Gordon D'Arcy explains what Ireland might do to address England hammering 11 months ago

Gordon D'Arcy explains what Ireland might do to address England hammering

Former Ireland centre Gordon D'Arcy has said that Ireland will look to drill the basics after a humiliating 57-15 defeat to England last weekend.

The defeat represented Ireland's largest ever loss to England with the Red rose running in eight tries to two in an error riddled performance by Ireland.

Joe Schmidt's side won just 60% of their line-outs, down from their average of 88%, while they also missed 37 tackles, with the New Zealander expecting a tackle completion rate of 90% and above.

D'Arcy thinks Ireland can still turn it around ahead of next month's Rugby World Cup but that they'll have to immediately address the most fundamental areas of the game.

"There's still potential for them to turn it around," D'Arcy said at the launch of Dominic Smith Expert Electrical's exclusive new TV and Home Entertainment showroom.

"What the end result is at the World Cup who knows, but today, is pretty hard. We can look at the performance as what it was and it was pretty lackluster. We can only go on what team we get this weekend, and the performance we get this weekend, and hopefully they can do something to ally the fear that people have.

"It's a horrible one because when it's going well you just take your hands off the steering wheel and let the players do what they're doing. You just sit back and enjoy it but when it's not going well the temptation is to make these wholesale changes and try and throw the baby out with the baby water. It's everyone saying we need to this now, everyone has an opinion, everyone saying we need to do that.

"I'm not the person that has the cure or anything but in my experience it comes down to basics. When you're trying to play your way out of a rut it's fundamentals and go into the next match with a mind of 'okay all my passing was good, all my tackling was good, the rucks I hit were good'. Just doing your job really well. Then you can build confidence going into the next one and that gives confidence to the person left and right of you that they believe you can do your job.

"Then when people trust each other again you can just do your own job. It's a real intangible but it can happen, very quickly.

"At a basic you want to see those pieces that Ireland were known for less than 12 months ago."

Ireland head coach Joe Schmidt said on Tuesday that once this weekend is over selections are effectively done. The World Cup warm-up games are different to pre-seasons matches because players aren't just trying to play themselves into shape, they're also trying to beat others to a place on the plane to Japan.

D'Arcy said that it can be weird because you're still trying to play as a team, and focus on building trust as he said earlier, but you're also very much relying on how the team does in a particular match because you may only play one or two games in a warm-up series.

"You want to get yourself on the plane but it's a funny one because you're not in control of the game you're playing in," D'Arcy added.

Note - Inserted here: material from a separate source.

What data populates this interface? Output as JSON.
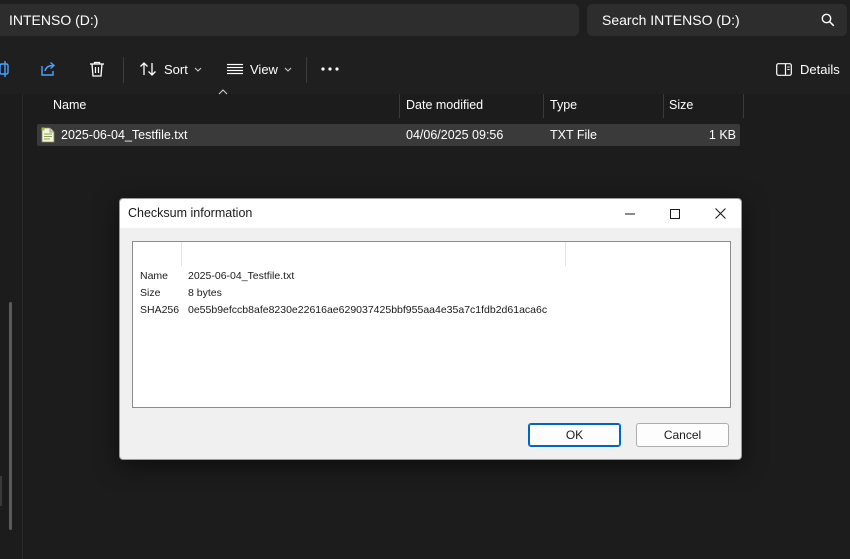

"In a warm-up series, some of the games you're playing in a group of players may perform better, and then in other games they won't.

"When I played against Scotland in a warm-up game and the team didn't play well and there was nothing I could do to generate momentum or get on the end of plays or create positive moments. I didn't get picked on it.

"Then players play in different games, team plays well, they gel, and then they get on the plane. It is very unfortunate and it's out of your control but if you go off script and try and create something out of nothing the chances are you'll do more damage than good for your selection hopes.

"It's just hard because you're playing those games in a vacuum and trying to do your best. It goes back to U12 where you're saying 'don't over do it, play as a team' but you're relying on guys that are desperate to get on the same team as you."

Former Ireland and Leinster rugby player, Gordon D’Arcy, pictured as he launched Dominic Smith Expert Electrical's exclusive new TV and Home Entertainment showroom offering the latest TV and home entertainment solutions at its flagship Dundrum store in Dublin.

Customers can now experience the TV and audiovisual offering first-hand as the store comes complete with a bespoke designed sound room showcasing the latest technologies from some of the world’s leading premium brands such as Sony; Panasonic; LG; Samsung and Sonos.